(Items from an interface collection)
•••
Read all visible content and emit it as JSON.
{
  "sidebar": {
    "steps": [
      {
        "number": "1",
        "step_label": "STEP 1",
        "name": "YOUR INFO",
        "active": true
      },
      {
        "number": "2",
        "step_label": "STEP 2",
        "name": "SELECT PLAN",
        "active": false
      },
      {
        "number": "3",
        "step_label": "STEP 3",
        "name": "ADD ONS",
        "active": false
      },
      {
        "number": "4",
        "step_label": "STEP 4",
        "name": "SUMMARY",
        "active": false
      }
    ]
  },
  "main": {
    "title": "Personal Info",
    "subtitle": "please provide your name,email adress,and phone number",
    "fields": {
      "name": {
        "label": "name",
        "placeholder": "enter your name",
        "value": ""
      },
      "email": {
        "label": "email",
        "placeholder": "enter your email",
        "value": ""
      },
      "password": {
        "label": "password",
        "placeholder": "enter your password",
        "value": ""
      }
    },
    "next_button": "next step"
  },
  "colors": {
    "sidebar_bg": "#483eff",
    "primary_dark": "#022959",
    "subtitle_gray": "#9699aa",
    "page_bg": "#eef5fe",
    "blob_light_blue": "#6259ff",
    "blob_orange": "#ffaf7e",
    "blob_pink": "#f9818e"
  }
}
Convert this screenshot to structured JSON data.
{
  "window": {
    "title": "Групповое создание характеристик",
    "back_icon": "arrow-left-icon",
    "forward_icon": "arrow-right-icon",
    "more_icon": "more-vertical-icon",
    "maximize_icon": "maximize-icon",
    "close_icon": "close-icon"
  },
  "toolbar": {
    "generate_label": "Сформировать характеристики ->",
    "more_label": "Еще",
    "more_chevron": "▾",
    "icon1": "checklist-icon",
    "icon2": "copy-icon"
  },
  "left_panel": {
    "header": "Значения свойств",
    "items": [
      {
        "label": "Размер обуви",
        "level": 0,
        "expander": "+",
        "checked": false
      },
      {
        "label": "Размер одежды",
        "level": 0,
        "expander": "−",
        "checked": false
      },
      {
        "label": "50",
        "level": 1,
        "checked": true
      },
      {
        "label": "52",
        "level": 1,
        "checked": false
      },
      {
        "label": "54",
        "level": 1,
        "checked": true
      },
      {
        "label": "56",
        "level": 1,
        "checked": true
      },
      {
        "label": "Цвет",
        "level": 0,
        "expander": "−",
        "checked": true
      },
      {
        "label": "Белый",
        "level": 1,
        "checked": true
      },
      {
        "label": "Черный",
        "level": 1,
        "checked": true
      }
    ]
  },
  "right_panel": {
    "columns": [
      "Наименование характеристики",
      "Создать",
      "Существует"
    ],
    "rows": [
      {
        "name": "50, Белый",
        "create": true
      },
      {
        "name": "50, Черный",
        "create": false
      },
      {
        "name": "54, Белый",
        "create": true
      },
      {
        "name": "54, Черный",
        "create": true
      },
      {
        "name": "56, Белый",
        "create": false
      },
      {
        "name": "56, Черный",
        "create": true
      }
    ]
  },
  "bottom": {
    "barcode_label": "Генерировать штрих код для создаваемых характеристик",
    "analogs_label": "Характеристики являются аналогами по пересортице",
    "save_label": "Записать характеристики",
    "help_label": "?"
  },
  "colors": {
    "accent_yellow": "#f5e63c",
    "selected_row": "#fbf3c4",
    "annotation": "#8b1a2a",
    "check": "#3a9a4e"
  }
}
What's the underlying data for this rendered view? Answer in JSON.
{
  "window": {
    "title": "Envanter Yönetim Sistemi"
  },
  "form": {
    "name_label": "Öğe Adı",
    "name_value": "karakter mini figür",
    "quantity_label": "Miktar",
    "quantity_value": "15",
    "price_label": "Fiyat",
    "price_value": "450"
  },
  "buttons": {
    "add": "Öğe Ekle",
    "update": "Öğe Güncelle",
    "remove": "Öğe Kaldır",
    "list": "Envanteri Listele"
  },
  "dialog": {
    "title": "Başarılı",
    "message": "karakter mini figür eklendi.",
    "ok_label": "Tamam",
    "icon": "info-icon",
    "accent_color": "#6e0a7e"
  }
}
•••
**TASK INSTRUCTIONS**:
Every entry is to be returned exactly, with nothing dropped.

**RESPONSE FOR THIS EXERCISE**:
Read all visible content and emit it as JSON.
{
  "sidebar": {
    "steps": [
      {
        "number": "1",
        "step_label": "STEP 1",
        "name": "YOUR INFO",
        "active": true
      },
      {
        "number": "2",
        "step_label": "STEP 2",
        "name": "SELECT PLAN",
        "active": false
      },
      {
        "number": "3",
        "step_label": "STEP 3",
        "name": "ADD ONS",
        "active": false
      },
      {
        "number": "4",
        "step_label": "STEP 4",
        "name": "SUMMARY",
        "active": false
      }
    ]
  },
  "main": {
    "title": "Personal Info",
    "subtitle": "please provide your name,email adress,and phone number",
    "fields": {
      "name": {
        "label": "name",
        "placeholder": "enter your name",
        "value": ""
      },
      "email": {
        "label": "email",
        "placeholder": "enter your email",
        "value": ""
      },
      "password": {
        "label": "password",
        "placeholder": "enter your password",
        "value": ""
      }
    },
    "next_button": "next step"
  },
  "colors": {
    "sidebar_bg": "#483eff",
    "primary_dark": "#022959",
    "subtitle_gray": "#9699aa",
    "page_bg": "#eef5fe",
    "blob_light_blue": "#6259ff",
    "blob_orange": "#ffaf7e",
    "blob_pink": "#f9818e"
  }
}
Convert this screenshot to structured JSON data.
{
  "window": {
    "title": "Групповое создание характеристик",
    "back_icon": "arrow-left-icon",
    "forward_icon": "arrow-right-icon",
    "more_icon": "more-vertical-icon",
    "maximize_icon": "maximize-icon",
    "close_icon": "close-icon"
  },
  "toolbar": {
    "generate_label": "Сформировать характеристики ->",
    "more_label": "Еще",
    "more_chevron": "▾",
    "icon1": "checklist-icon",
    "icon2": "copy-icon"
  },
  "left_panel": {
    "header": "Значения свойств",
    "items": [
      {
        "label": "Размер обуви",
        "level": 0,
        "expander": "+",
        "checked": false
      },
      {
        "label": "Размер одежды",
        "level": 0,
        "expander": "−",
        "checked": false
      },
      {
        "label": "50",
        "level": 1,
        "checked": true
      },
      {
        "label": "52",
        "level": 1,
        "checked": false
      },
      {
        "label": "54",
        "level": 1,
        "checked": true
      },
      {
        "label": "56",
        "level": 1,
        "checked": true
      },
      {
        "label": "Цвет",
        "level": 0,
        "expander": "−",
        "checked": true
      },
      {
        "label": "Белый",
        "level": 1,
        "checked": true
      },
      {
        "label": "Черный",
        "level": 1,
        "checked": true
      }
    ]
  },
  "right_panel": {
    "columns": [
      "Наименование характеристики",
      "Создать",
      "Существует"
    ],
    "rows": [
      {
        "name": "50, Белый",
        "create": true
      },
      {
        "name": "50, Черный",
        "create": false
      },
      {
        "name": "54, Белый",
        "create": true
      },
      {
        "name": "54, Черный",
        "create": true
      },
      {
        "name": "56, Белый",
        "create": false
      },
      {
        "name": "56, Черный",
        "create": true
      }
    ]
  },
  "bottom": {
    "barcode_label": "Генерировать штрих код для создаваемых характеристик",
    "analogs_label": "Характеристики являются аналогами по пересортице",
    "save_label": "Записать характеристики",
    "help_label": "?"
  },
  "colors": {
    "accent_yellow": "#f5e63c",
    "selected_row": "#fbf3c4",
    "annotation": "#8b1a2a",
    "check": "#3a9a4e"
  }
}
What's the underlying data for this rendered view? Answer in JSON.
{
  "window": {
    "title": "Envanter Yönetim Sistemi"
  },
  "form": {
    "name_label": "Öğe Adı",
    "name_value": "karakter mini figür",
    "quantity_label": "Miktar",
    "quantity_value": "15",
    "price_label": "Fiyat",
    "price_value": "450"
  },
  "buttons": {
    "add": "Öğe Ekle",
    "update": "Öğe Güncelle",
    "remove": "Öğe Kaldır",
    "list": "Envanteri Listele"
  },
  "dialog": {
    "title": "Başarılı",
    "message": "karakter mini figür eklendi.",
    "ok_label": "Tamam",
    "icon": "info-icon",
    "accent_color": "#6e0a7e"
  }
}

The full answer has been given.